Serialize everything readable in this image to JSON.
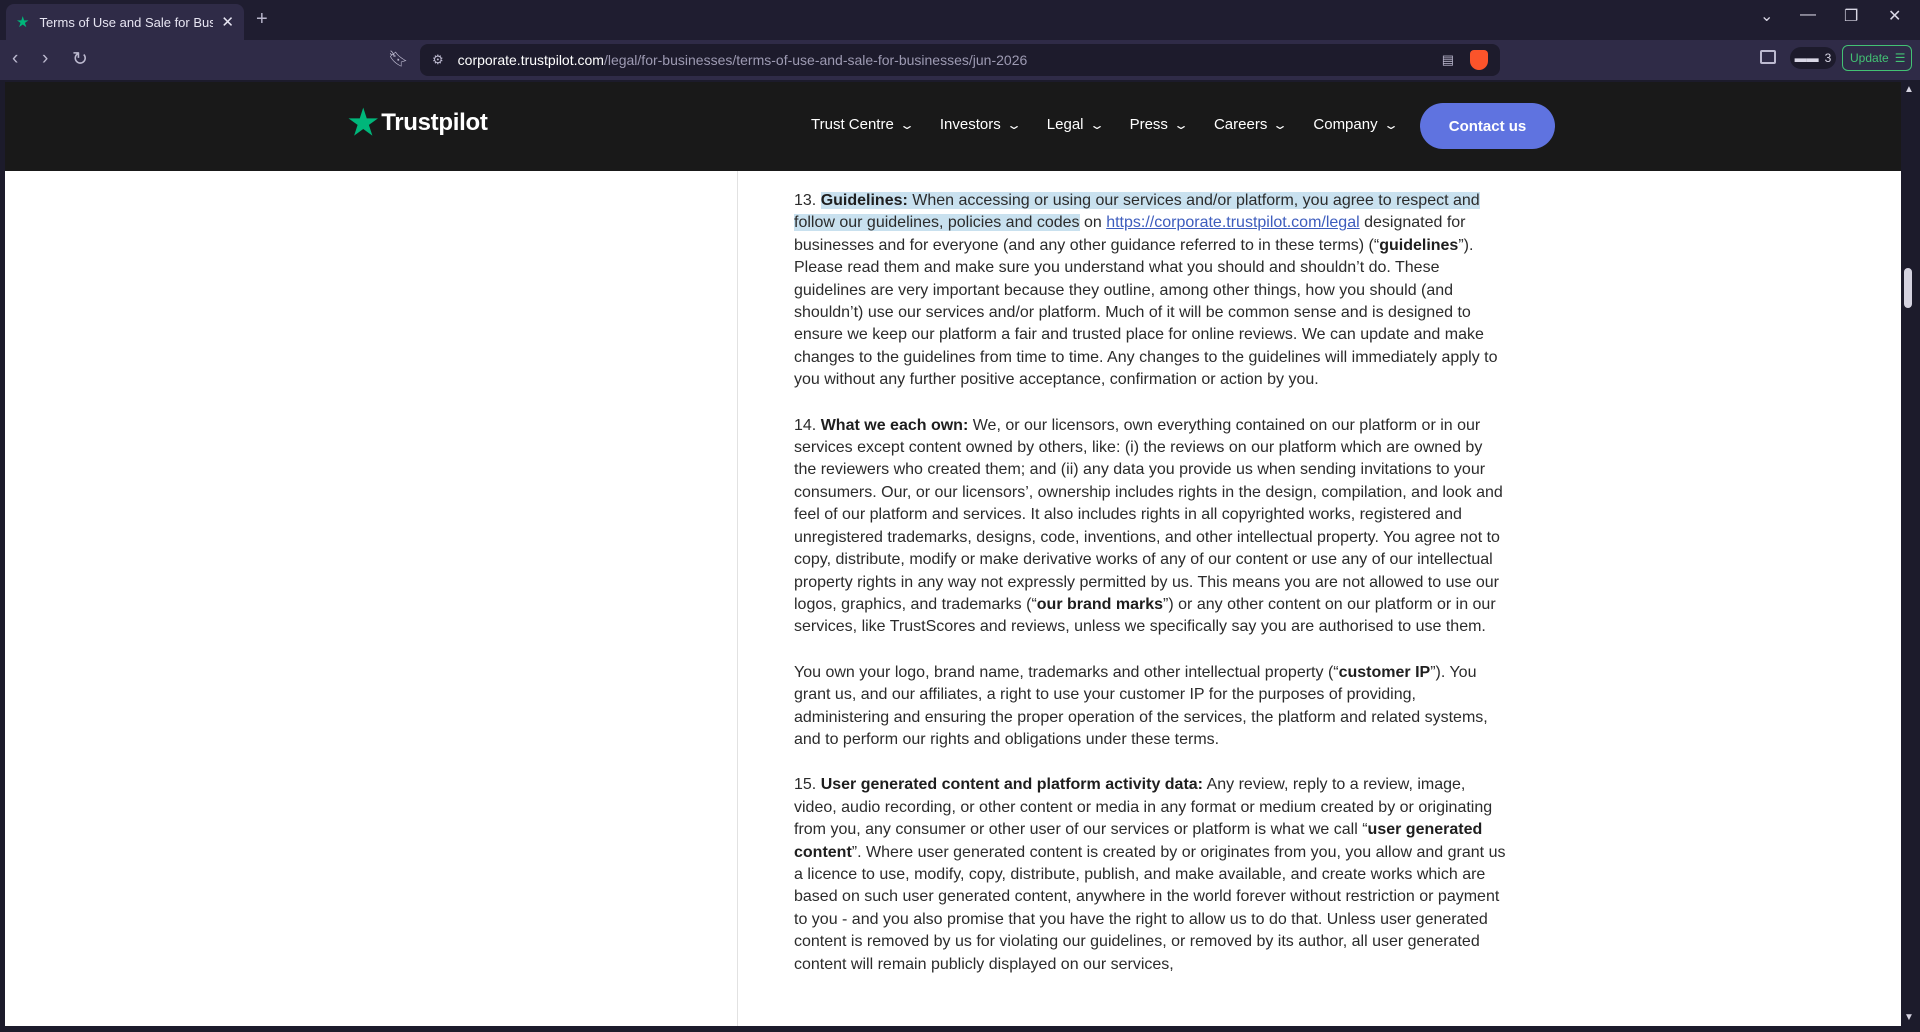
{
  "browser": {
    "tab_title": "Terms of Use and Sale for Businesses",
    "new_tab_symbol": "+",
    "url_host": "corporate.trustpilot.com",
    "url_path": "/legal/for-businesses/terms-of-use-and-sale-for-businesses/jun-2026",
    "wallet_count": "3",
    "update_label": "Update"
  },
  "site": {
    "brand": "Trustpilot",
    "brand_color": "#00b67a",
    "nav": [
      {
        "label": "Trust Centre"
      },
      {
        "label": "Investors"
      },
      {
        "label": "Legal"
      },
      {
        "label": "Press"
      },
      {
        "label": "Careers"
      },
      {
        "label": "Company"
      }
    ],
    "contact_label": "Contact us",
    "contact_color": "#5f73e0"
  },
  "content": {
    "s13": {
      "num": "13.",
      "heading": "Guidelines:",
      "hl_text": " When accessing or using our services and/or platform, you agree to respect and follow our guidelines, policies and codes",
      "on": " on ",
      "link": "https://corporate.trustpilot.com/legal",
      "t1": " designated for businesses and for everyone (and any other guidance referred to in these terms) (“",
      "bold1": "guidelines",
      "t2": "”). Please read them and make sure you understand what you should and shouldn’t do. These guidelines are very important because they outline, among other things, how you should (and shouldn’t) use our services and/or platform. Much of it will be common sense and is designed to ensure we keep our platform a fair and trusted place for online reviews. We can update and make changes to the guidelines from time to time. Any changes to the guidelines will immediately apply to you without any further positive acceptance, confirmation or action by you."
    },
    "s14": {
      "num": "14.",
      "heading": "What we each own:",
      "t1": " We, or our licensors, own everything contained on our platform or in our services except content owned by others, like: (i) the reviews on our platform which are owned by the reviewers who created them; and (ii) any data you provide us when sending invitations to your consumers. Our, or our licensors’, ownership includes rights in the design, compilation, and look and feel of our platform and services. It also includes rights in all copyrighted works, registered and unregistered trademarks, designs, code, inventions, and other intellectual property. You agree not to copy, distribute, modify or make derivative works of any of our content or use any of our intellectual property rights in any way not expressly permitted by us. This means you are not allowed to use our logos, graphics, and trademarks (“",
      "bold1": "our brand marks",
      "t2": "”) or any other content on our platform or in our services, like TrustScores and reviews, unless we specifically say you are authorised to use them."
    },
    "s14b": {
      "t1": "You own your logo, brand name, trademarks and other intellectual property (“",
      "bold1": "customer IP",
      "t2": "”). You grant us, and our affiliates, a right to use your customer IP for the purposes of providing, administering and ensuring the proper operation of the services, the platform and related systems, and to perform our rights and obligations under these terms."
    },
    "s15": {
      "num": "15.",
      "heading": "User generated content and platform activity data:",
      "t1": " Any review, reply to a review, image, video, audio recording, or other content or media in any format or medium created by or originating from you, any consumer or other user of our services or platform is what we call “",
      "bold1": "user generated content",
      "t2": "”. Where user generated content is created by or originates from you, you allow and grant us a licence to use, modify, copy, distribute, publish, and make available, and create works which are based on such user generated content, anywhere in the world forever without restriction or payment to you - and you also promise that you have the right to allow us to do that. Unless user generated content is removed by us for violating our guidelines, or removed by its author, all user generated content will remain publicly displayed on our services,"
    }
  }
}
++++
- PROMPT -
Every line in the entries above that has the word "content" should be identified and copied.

- ANSWER FOR THE TASK -
  "content": {
      "t1": " We, or our licensors, own everything contained on our platform or in our services except content owned by others, like: (i) the reviews on our platform which are owned by the reviewers who created them; and (ii) any data you provide us when sending invitations to your consumers. Our, or our licensors’, ownership includes rights in the design, compilation, and look and feel of our platform and services. It also includes rights in all copyrighted works, registered and unregistered trademarks, designs, code, inventions, and other intellectual property. You agree not to copy, distribute, modify or make derivative works of any of our content or use any of our intellectual property rights in any way not expressly permitted by us. This means you are not allowed to use our logos, graphics, and trademarks (“",
      "t2": "”) or any other content on our platform or in our services, like TrustScores and reviews, unless we specifically say you are authorised to use them."
      "heading": "User generated content and platform activity data:",
      "t1": " Any review, reply to a review, image, video, audio recording, or other content or media in any format or medium created by or originating from you, any consumer or other user of our services or platform is what we call “",
      "bold1": "user generated content",
      "t2": "”. Where user generated content is created by or originates from you, you allow and grant us a licence to use, modify, copy, distribute, publish, and make available, and create works which are based on such user generated content, anywhere in the world forever without restriction or payment to you - and you also promise that you have the right to allow us to do that. Unless user generated content is removed by us for violating our guidelines, or removed by its author, all user generated content will remain publicly displayed on our services,"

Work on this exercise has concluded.